And I could have missed the entirety of her story after our first meeting. I might never have known what I’d missed. Gloria’s development isn’t dependent on the player after she is rescued: it’s our win if we bother to take the time to see her making changes for herself inspired by that first rescue. Spider-Man opens a door for her. She walks through it whether the player visits her or not.
As long as we care to look, we’re treated to seeing our deeds bear fruit for someone we helped. It reminds me most clearly of moments in another masterpiece focused on the power of our choices: the rightly-beloved Chrono Trigger for the SNES. Here, as in that much-lauded game, we may take extra steps to check on those we’ve touched or we can barrel through and miss the depth of the storytelling.
Marvel’s Spider-Man, too, contains treasure buried just beneath the surface to let us get closer to inhabiting a living game-world where our work has observable short and long-term consequences for regular people caught up in the wake of super-humans, Norse gods and the like.

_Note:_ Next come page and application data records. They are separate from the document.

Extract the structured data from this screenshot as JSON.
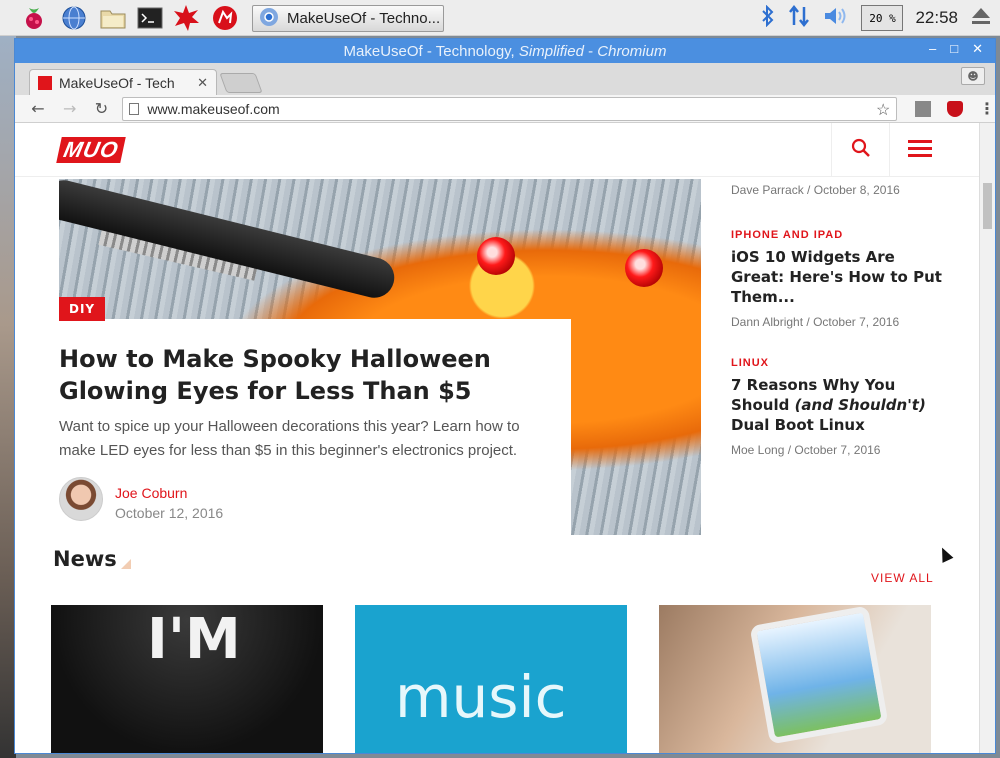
{
  "taskbar": {
    "task_title": "MakeUseOf - Techno...",
    "cpu_percent": "20",
    "cpu_unit": "%",
    "clock": "22:58"
  },
  "window": {
    "title_main": "MakeUseOf - Technology, ",
    "title_em": "Simplified",
    "title_tail": " - ",
    "title_app": "Chromium"
  },
  "tab": {
    "label": "MakeUseOf - Tech"
  },
  "omnibox": {
    "url": "www.makeuseof.com"
  },
  "site": {
    "logo": "MUO",
    "hero": {
      "category": "DIY",
      "title": "How to Make Spooky Halloween Glowing Eyes for Less Than $5",
      "description": "Want to spice up your Halloween decorations this year? Learn how to make LED eyes for less than $5 in this beginner's electronics project.",
      "author": "Joe Coburn",
      "date": "October 12, 2016"
    },
    "sidebar": {
      "top_meta": {
        "author": "Dave Parrack",
        "date": "October 8, 2016"
      },
      "items": [
        {
          "category": "IPHONE AND IPAD",
          "title": "iOS 10 Widgets Are Great: Here's How to Put Them...",
          "author": "Dann Albright",
          "date": "October 7, 2016"
        },
        {
          "category": "LINUX",
          "title_pre": "7 Reasons Why You Should ",
          "title_em": "(and Shouldn't)",
          "title_post": " Dual Boot Linux",
          "author": "Moe Long",
          "date": "October 7, 2016"
        }
      ]
    },
    "news": {
      "heading": "News",
      "view_all": "VIEW ALL",
      "thumb1_text": "I'M",
      "thumb2_text": "music"
    },
    "meta_separator": "/"
  },
  "colors": {
    "accent": "#e0151b",
    "titlebar": "#4b8fe0"
  }
}
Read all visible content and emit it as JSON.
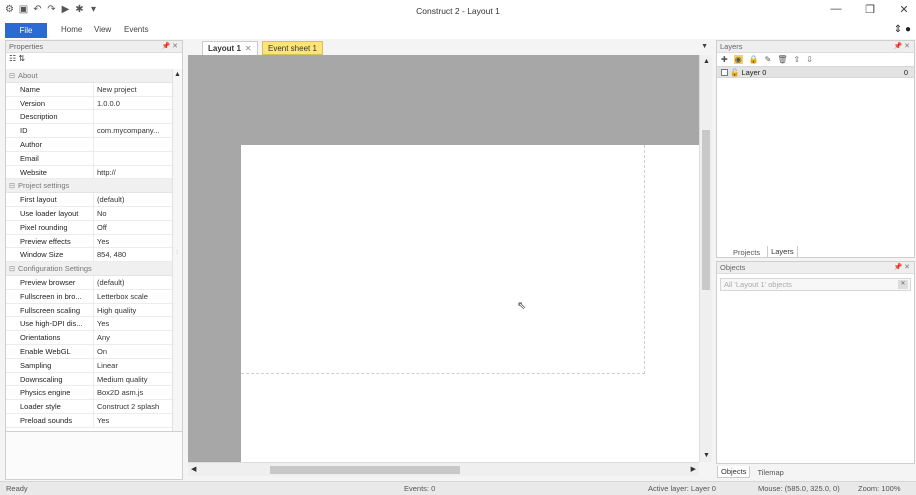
{
  "window": {
    "title": "Construct 2 - Layout 1"
  },
  "quick_access": [
    "gear-icon",
    "save-icon",
    "undo-icon",
    "redo-icon",
    "preview-icon",
    "debug-icon",
    "customize-icon"
  ],
  "ribbon": {
    "file": "File",
    "tabs": [
      "Home",
      "View",
      "Events"
    ]
  },
  "properties": {
    "title": "Properties",
    "sections": [
      {
        "title": "About",
        "rows": [
          {
            "key": "Name",
            "value": "New project"
          },
          {
            "key": "Version",
            "value": "1.0.0.0"
          },
          {
            "key": "Description",
            "value": ""
          },
          {
            "key": "ID",
            "value": "com.mycompany..."
          },
          {
            "key": "Author",
            "value": ""
          },
          {
            "key": "Email",
            "value": ""
          },
          {
            "key": "Website",
            "value": "http://"
          }
        ]
      },
      {
        "title": "Project settings",
        "rows": [
          {
            "key": "First layout",
            "value": "(default)"
          },
          {
            "key": "Use loader layout",
            "value": "No"
          },
          {
            "key": "Pixel rounding",
            "value": "Off"
          },
          {
            "key": "Preview effects",
            "value": "Yes"
          },
          {
            "key": "Window Size",
            "value": "854, 480"
          }
        ]
      },
      {
        "title": "Configuration Settings",
        "rows": [
          {
            "key": "Preview browser",
            "value": "(default)"
          },
          {
            "key": "Fullscreen in bro...",
            "value": "Letterbox scale"
          },
          {
            "key": "Fullscreen scaling",
            "value": "High quality"
          },
          {
            "key": "Use high-DPI dis...",
            "value": "Yes"
          },
          {
            "key": "Orientations",
            "value": "Any"
          },
          {
            "key": "Enable WebGL",
            "value": "On"
          },
          {
            "key": "Sampling",
            "value": "Linear"
          },
          {
            "key": "Downscaling",
            "value": "Medium quality"
          },
          {
            "key": "Physics engine",
            "value": "Box2D asm.js"
          },
          {
            "key": "Loader style",
            "value": "Construct 2 splash"
          },
          {
            "key": "Preload sounds",
            "value": "Yes"
          }
        ]
      }
    ]
  },
  "doc_tabs": {
    "layout": "Layout 1",
    "event_sheet": "Event sheet 1"
  },
  "layers": {
    "title": "Layers",
    "items": [
      {
        "name": "Layer 0",
        "index": "0"
      }
    ],
    "tabs": [
      "Projects",
      "Layers"
    ]
  },
  "objects": {
    "title": "Objects",
    "search_placeholder": "All 'Layout 1' objects",
    "tabs": [
      "Objects",
      "Tilemap"
    ]
  },
  "status": {
    "ready": "Ready",
    "events": "Events: 0",
    "active_layer": "Active layer: Layer 0",
    "mouse": "Mouse: (585.0, 325.0, 0)",
    "zoom": "Zoom: 100%"
  },
  "colors": {
    "file_tab": "#2a6ad2",
    "event_tab": "#fbe57b",
    "canvas_bg": "#a7a7a7"
  }
}
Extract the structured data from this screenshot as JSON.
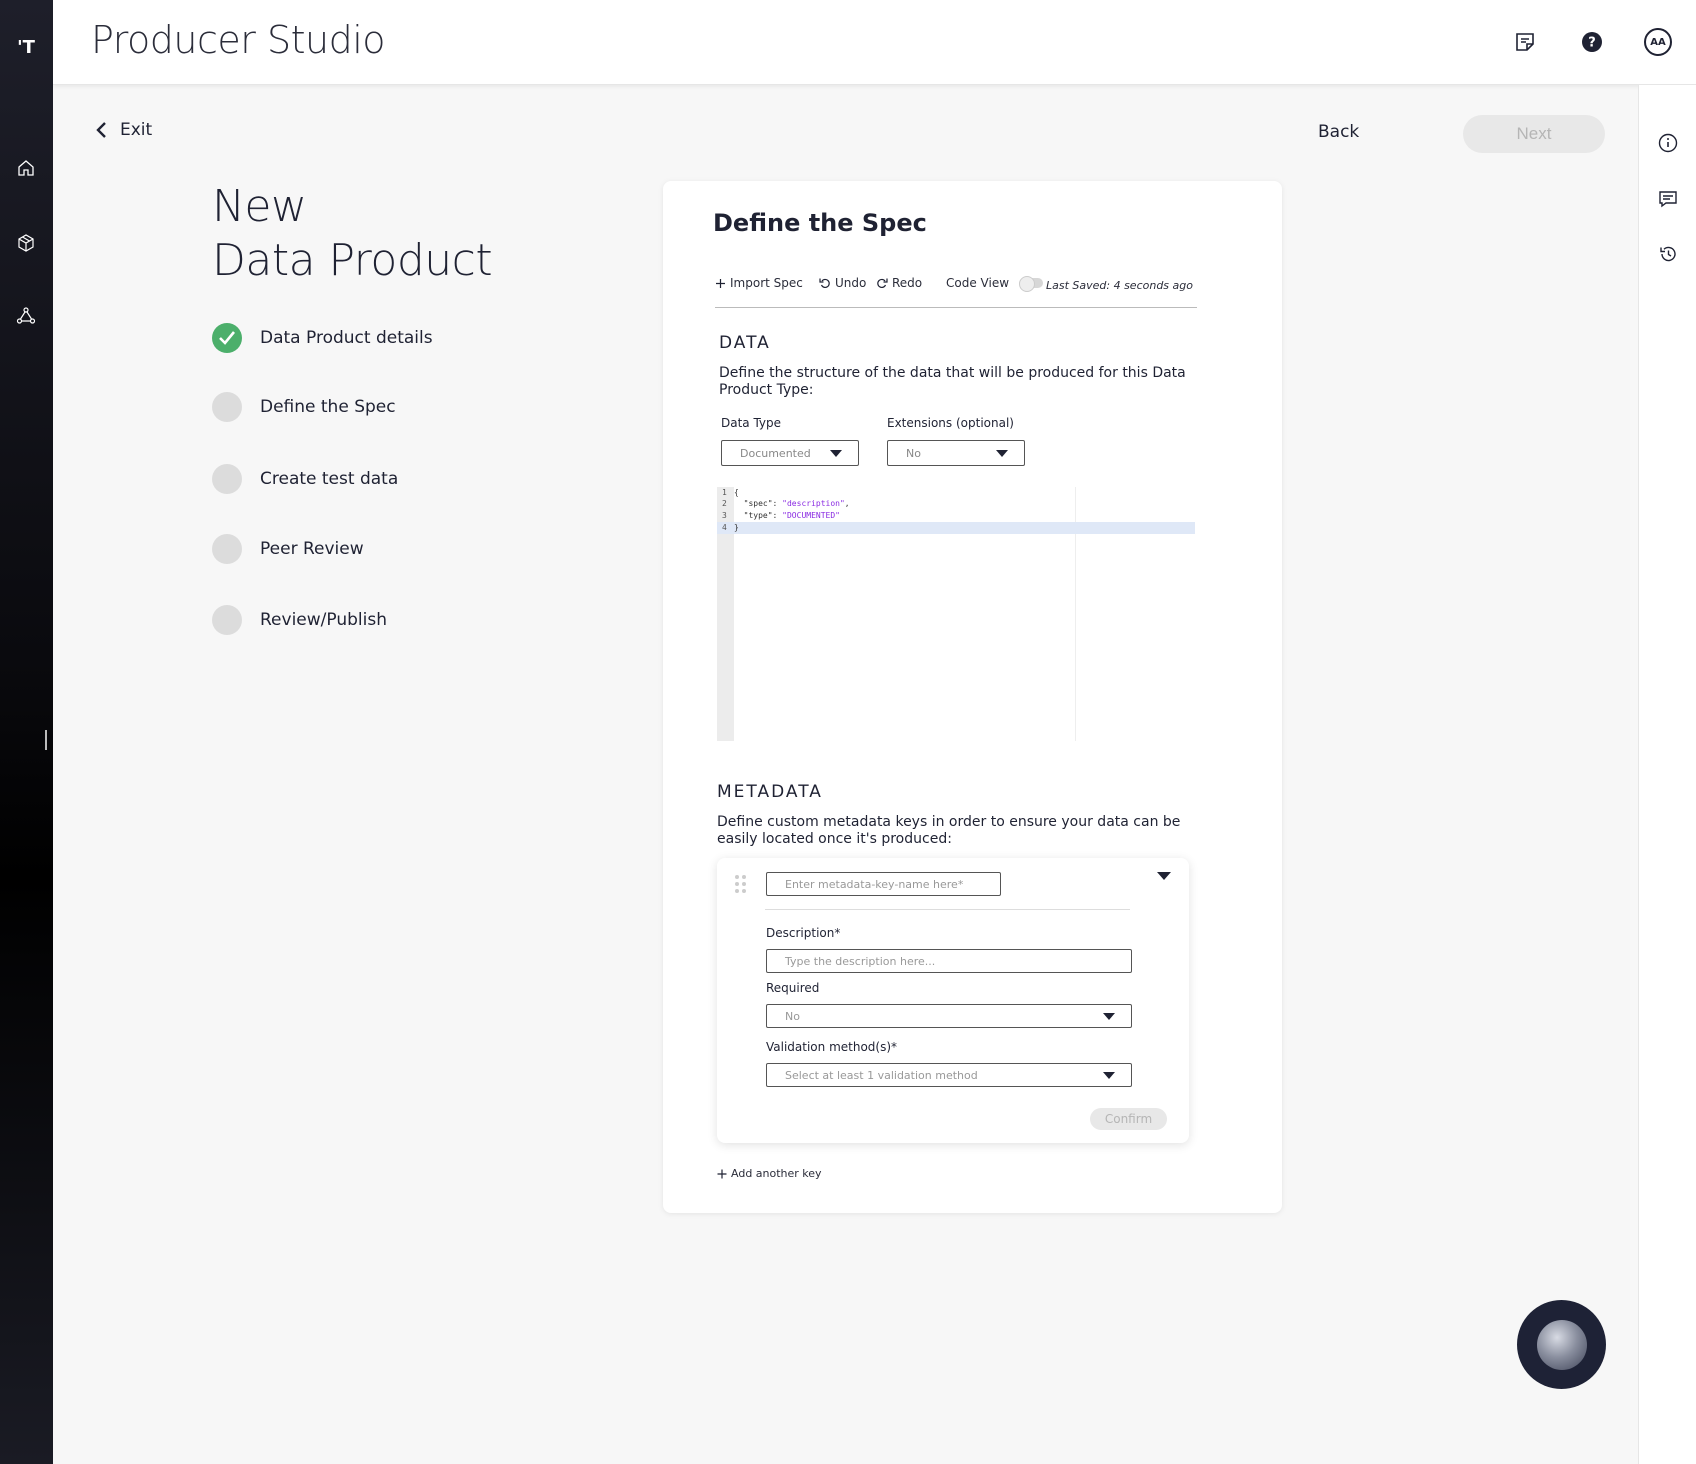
{
  "app": {
    "title": "Producer Studio",
    "logo_text": "'T"
  },
  "header": {
    "avatar_initials": "AA"
  },
  "nav": {
    "exit_label": "Exit",
    "back_label": "Back",
    "next_label": "Next"
  },
  "page": {
    "heading_line1": "New",
    "heading_line2": "Data Product"
  },
  "steps": [
    {
      "label": "Data Product details",
      "status": "done"
    },
    {
      "label": "Define the Spec",
      "status": "pending"
    },
    {
      "label": "Create test data",
      "status": "pending"
    },
    {
      "label": "Peer Review",
      "status": "pending"
    },
    {
      "label": "Review/Publish",
      "status": "pending"
    }
  ],
  "card": {
    "title": "Define the Spec",
    "toolbar": {
      "import_label": "Import Spec",
      "undo_label": "Undo",
      "redo_label": "Redo",
      "code_view_label": "Code View",
      "last_saved": "Last Saved: 4 seconds ago"
    },
    "data_section": {
      "heading": "DATA",
      "description": "Define the structure of the data that will be produced for this Data Product Type:",
      "data_type_label": "Data Type",
      "data_type_value": "Documented",
      "extensions_label": "Extensions (optional)",
      "extensions_value": "No"
    },
    "code": {
      "line1": "{",
      "line2_key": "\"spec\": ",
      "line2_val": "\"description\"",
      "line2_end": ",",
      "line3_key": "\"type\": ",
      "line3_val": "\"DOCUMENTED\"",
      "line4": "}",
      "ln1": "1",
      "ln2": "2",
      "ln3": "3",
      "ln4": "4"
    },
    "metadata_section": {
      "heading": "METADATA",
      "description": "Define custom metadata keys in order to ensure your data can be easily located once it's produced:",
      "key_placeholder": "Enter metadata-key-name here*",
      "description_label": "Description*",
      "description_placeholder": "Type the description here...",
      "required_label": "Required",
      "required_value": "No",
      "validation_label": "Validation method(s)*",
      "validation_placeholder": "Select at least 1 validation method",
      "confirm_label": "Confirm",
      "add_key_label": "Add another key"
    }
  },
  "colors": {
    "accent_done": "#4caf6b",
    "rail": "#000000",
    "card_bg": "#ffffff"
  }
}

That’s not to say that the traditional path in Spider-Man is lacking or less than engrossing. The game is finely-tuned fun and offers heaps of extrinsic rewards like trophies for taking advantage of Spidey’s moveset and the engine’s abilities.
But it’s a host of smaller, quieter moments—best represented by my experience with tough-as-nails survivor Gloria—where I, the once and future devourer of worlds, felt the most joy. And those moments are where the game moves from solid action-adventure to likely Game-of-the-Year candidate.
Only players willing to seek Gloria out inside the F.E.A.S.T. shelter between story missions—and she does not always appear in the same spot, though she develops favorite haunts—will witness her evolution. Only those folks willing to really walk in the compassionate footsteps of your Friendly Neighborhood Spider-Man will find Gloria easing into the social structure of the shelter, gaining confidence in herself, practicing interview skills, securing a job, and taking genuine steps in finding a place of her own to call home.
Obviously there is the matter of Mr. Negative, Electro, and the Kingpin to handle. Failing to protect the city from these evil-doers means Game Over.
But Gloria’s entirely missable growth makes saving the city matter. Yes, Spider-Man will end up greasing Rhino’s boot-bottoms if I fail to counter in time. Far more intense, though, is knowing that, if I fail, Gloria and the dozen other minor characters whose stories I became surprisingly invested in will suffer and die. I’m saving people, after all, not a city. And Marvel’s Spider-Man invests enough attention to character that Gloria isn’t alone in my super-powered heart. By the closing act of the game, Gloria, the Morales family, and other supporting characters all matter to me in their own, distinct ways. Take F.E.A.S.T.’s elderly bickering, chess-playing quasi-couple, Cam and Eileen. If Silver Sable puts a hole in my head, I’ll never know which of these salty codgers won their days-long match: and I’ll never find out if Eileen ever reconnected with her estranged daughter.
This is Parker’s town, which makes it mine, which makes it Gloria’s.
Spider-Man is great not because it gifts me all the superpowers of Peter Parker’s masked alter-ego (and to be sure, it does…I’ve webbed folks to walls, I’ve skimmed the tops of buildings on web lines trimmed with chemical-reaction-in-progress detail): it’s great because it lets me decide just how deeply I appreciate why I’m using them. Why it matters when I triumph. Why I take pains not to mess up. Why I’m fighting at all.
I felt proud for beating this game. But more than that, I felt happy—genuinely happy—that I’d saved people worth saving this time. Few games carry that off with more care than Marvel’s Spider-Man. I hope it’s catching.
I hear Gloria is being promoted to manager soon. That means more to me than I expected. I’m sure, in some other game, I’ll turn a shambling corpse’s head into a canoe soon. But as the gore flies, my mind will turn fondly back to Gloria, hoping she’s keeping the grinders going at the coffee shop.